◆ What this task involves ◆
Scan the material and copy every line in which "Síťová" appears.

◆ Material for this task ◆
########
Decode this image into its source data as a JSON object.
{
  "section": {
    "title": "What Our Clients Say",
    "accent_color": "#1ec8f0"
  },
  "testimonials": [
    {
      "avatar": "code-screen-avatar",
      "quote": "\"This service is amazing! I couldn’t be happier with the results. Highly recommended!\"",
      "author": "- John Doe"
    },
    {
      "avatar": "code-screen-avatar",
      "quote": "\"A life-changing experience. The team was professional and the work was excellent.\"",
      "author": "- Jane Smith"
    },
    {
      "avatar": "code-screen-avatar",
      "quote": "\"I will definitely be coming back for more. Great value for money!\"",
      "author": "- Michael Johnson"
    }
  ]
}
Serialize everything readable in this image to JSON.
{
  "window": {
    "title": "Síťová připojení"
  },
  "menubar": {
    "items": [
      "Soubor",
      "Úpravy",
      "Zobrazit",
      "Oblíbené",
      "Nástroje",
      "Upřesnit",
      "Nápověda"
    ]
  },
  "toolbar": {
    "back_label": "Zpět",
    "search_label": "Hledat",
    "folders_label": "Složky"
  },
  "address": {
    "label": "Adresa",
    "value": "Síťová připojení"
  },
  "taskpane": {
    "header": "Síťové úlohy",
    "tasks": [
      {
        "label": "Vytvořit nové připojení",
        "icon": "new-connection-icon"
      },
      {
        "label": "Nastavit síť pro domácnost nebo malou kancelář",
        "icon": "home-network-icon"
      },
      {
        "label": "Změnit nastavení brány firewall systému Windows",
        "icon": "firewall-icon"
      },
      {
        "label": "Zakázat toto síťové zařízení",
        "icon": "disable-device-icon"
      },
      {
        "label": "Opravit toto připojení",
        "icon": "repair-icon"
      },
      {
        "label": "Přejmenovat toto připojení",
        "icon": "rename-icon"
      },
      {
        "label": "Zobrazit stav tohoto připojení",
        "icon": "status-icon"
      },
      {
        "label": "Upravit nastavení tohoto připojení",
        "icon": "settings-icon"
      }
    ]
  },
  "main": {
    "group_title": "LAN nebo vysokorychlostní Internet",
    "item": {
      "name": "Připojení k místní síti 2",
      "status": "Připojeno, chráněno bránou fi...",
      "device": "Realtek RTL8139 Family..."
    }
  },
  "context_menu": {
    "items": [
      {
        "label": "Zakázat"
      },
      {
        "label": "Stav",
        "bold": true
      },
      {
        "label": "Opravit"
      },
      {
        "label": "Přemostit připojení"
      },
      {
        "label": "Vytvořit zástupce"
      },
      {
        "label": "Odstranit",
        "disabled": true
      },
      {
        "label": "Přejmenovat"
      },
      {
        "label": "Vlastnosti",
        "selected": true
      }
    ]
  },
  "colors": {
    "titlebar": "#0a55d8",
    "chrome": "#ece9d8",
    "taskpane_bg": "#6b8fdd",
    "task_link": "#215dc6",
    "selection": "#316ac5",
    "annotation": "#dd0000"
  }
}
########
◆ Output for this task ◆
    "title": "Síťová připojení"
    "value": "Síťová připojení"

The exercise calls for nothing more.